Upon leaving the meeting with Guthrie, students were given the opportunity to explore their favorite museums and monuments. “I got to explore the city with my friends and soak in the presence of very influential people in our nation,” stated Taylor Whitsell. 

The day of the inauguration began with a 7:00 a.m. bus ride that led to being dropped off in the city for a three-mile walk to reach the Washington Mall. Then began the amazing experience of seeing many political figures gather on the front stage of the Capitol to witness Donald Trump’s swearing into office. “My favorite part was definitely getting to witness democracy in action,” said Whitsell. 

Many in the group felt that this was an important moment that would go down in history as being the start of an unusual administration. “I think it was interesting to see the many different types of people to come together to support him, and it’s good to live in a country where people can speak their mind and feel like their voices will be heard,” shared Elizabeth Lyons. 

After feeling the patriotism of the inauguration, students continued to explore the city. This included witnessing the Women’s March which filled the streets of D.C. Kate Leahey was one of the young women inspired by this march. “I realized that women need to fight for their power, and it was cool to see the power of the citizens.” 

New really wanted this trip to make an impact on his students. “The goal of the D.C. trip was to see the history of our country, the current political climate, and the nature of big cities. I think that part of the impact on students is getting them to reflect on those three things to confront the issues that they find at home and to grow as people.”

The trip to the inaugural ceremony was one that will certainly be remembered by the students who attended.
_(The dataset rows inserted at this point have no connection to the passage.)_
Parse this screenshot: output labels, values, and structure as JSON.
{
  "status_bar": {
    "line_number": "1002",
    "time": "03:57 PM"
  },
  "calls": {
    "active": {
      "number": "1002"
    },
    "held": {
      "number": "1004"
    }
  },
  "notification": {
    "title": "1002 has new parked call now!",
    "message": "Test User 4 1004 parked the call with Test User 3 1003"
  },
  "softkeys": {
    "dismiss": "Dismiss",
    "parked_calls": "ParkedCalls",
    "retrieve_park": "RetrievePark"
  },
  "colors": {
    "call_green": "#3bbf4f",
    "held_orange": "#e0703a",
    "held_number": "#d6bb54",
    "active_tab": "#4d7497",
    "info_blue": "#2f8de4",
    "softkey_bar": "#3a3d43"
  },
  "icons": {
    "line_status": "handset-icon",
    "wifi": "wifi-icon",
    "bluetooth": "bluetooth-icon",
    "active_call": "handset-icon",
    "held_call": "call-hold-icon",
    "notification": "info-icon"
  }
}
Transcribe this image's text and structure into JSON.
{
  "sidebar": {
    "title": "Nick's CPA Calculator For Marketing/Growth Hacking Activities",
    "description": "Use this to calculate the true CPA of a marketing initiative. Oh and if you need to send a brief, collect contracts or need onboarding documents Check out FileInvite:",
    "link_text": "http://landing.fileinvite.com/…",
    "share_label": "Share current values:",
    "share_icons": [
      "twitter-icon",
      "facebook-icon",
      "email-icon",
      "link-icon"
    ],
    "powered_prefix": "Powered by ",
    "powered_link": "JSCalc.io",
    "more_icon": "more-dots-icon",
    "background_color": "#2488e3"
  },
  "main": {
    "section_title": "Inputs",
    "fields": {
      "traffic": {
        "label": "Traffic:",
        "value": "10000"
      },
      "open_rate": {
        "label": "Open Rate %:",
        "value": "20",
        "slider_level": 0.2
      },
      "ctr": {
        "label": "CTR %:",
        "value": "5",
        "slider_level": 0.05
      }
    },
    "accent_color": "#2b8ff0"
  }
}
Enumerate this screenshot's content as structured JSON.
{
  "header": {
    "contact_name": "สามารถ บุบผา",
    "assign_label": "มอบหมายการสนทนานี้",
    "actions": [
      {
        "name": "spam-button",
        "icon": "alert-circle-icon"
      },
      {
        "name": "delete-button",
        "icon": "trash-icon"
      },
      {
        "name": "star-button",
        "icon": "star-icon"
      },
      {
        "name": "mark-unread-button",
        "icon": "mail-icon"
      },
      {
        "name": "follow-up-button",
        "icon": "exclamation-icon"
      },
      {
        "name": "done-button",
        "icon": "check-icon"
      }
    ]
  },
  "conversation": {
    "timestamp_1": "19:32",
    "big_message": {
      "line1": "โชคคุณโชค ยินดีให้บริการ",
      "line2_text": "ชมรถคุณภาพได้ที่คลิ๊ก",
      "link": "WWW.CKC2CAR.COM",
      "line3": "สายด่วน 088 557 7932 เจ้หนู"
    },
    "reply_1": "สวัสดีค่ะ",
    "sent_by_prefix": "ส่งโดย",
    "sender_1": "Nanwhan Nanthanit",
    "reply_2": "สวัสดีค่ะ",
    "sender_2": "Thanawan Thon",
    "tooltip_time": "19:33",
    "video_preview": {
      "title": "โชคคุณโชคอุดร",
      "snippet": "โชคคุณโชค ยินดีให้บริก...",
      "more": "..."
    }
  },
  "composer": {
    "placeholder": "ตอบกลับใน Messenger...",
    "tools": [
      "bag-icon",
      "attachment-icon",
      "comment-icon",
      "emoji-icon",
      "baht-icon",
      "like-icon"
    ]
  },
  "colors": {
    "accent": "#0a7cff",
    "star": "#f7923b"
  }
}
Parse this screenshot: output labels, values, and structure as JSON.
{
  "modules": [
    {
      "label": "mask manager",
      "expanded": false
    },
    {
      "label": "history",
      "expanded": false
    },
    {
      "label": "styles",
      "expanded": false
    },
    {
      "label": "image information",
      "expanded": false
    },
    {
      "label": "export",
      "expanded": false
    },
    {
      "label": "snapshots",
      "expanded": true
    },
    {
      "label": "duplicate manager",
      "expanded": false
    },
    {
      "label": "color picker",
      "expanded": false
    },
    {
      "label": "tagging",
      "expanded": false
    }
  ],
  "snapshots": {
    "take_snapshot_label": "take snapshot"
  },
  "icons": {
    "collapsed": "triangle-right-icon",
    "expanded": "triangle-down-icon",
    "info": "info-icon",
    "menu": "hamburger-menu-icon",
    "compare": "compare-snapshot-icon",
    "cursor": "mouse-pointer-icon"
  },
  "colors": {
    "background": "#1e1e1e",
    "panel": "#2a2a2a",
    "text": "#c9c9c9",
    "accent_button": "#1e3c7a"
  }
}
Taylor Graves expressed, “I really enjoyed it since it gave me a sense of pride.” Every person returned safely with true patriotic feelings.